Whales and other cetaceans are common examples. Vocalization is a crucial part of intraspecies communication for these populations. Dolphins use certain calls/cues to indicate emotion, danger, and locations of other organisms. Their sounds are also unique identifiers of themselves and of different cetacean families.

But the increased use of military sonar in the oceans disrupts cetacean communication. An NOAA report correlated sonar use with nearby whale beaching events. Specifically, some whale songs are not innate and change during an individual’s lifetime to suit social needs; these are learned behaviors. Younger whales adapting to their language surroundings would have considerable trouble in the presence of these frequencies. Goldbogen et al. demonstrated that sonar detrimentally affects blue whales. The researchers used source levels less intense than that of military vessels, but still produced a sudden flight response. Pods would flee feeding and breeding areas to get away from the sonar source. In the midst, they would have extreme difficulty communicating. The whales lose precious locations and become victims of the more disastrous mass strandings along a nearby coastline.

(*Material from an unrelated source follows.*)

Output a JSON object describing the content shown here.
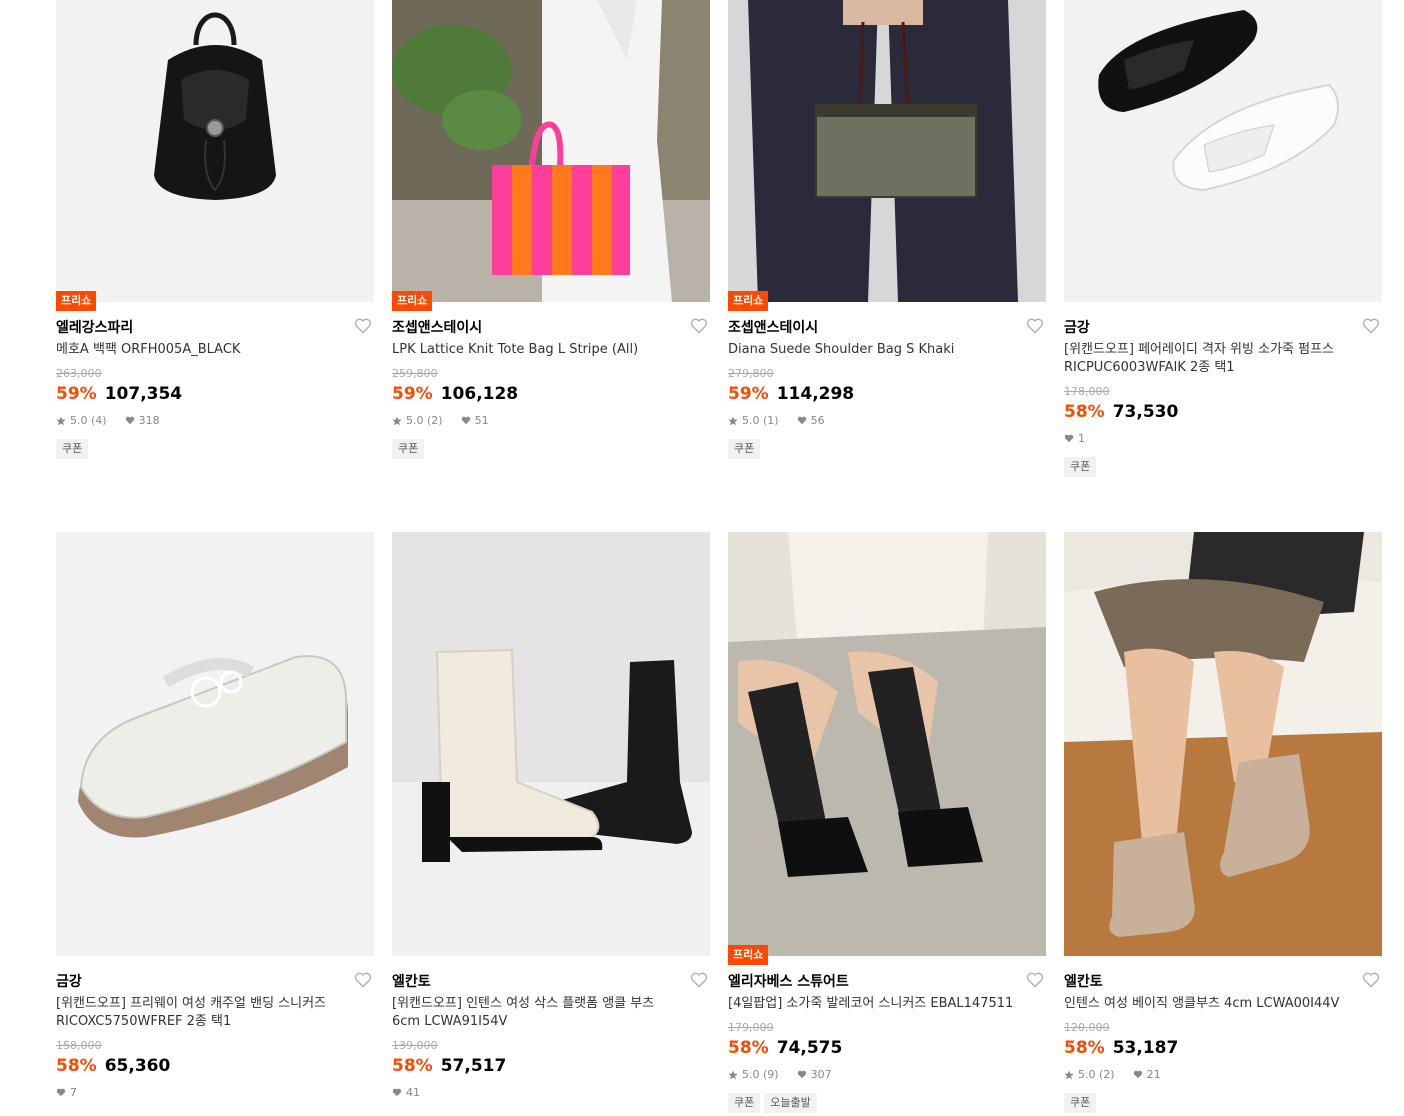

But oceans are just a small part of a much larger problem. On land, the issue seems to worsen. Despite efforts to create safe havens, noise pollution pervades reservations still. The background noise comes from many sources: neighboring highways, tourism, resource extraction, airplanes overhead, etc. Colorado State researchers (Buxton et al.) reported that noise only further encroaches our national parks. Human-generated noise doubled background sound levels in 63% of protected areas while 21% received a tenfold increase, far above safe levels.

Perhaps the most sinister effect is the reduction of biodiversity. In one particular example, gas compressors, devices used in rail transport, scuba diving, etc., can directly affect insect population sizes according to the University of Florida. The results are classic biology; imbalanced populations endanger ecosystems to invasive species and distort predator–prey relationships. Grasshoppers, spiders, crickets and other crucial primary consumer insects reduced in population size. Dr. Akito Kawahara, co-author of the 2017 study, remarked saying:

Noise pollution affects all kinds of animals, and insects are no exception. They might be small, but they’re the dominant animals on the planet in terms of numbers. What happens to them affects whole ecosystems.


The situation both on land, and in the oceans seems dire, bearing no broad solutions. Noise will always be an element of human activity, so curbing it may be a much bigger issue than previously thought. Yet the situation is indeed reversible. Although no one can muffle human noise entirely, measures to reduce it are necessary. The same report by Buxton et al. observed that US protected areas with more stringent regulations on noise decreased background sound levels where some areas returned to safe ranges. More regulations at the national level posed by the NOAA or the EPA have the potential to be beneficial, but then the issue would likely get political. Regardless, noise pollution warrants human attention, for without intervention, we would have the next big environmental problem on our hands, if not already.

Read more on noise pollution here.

Editor: Rachel Levy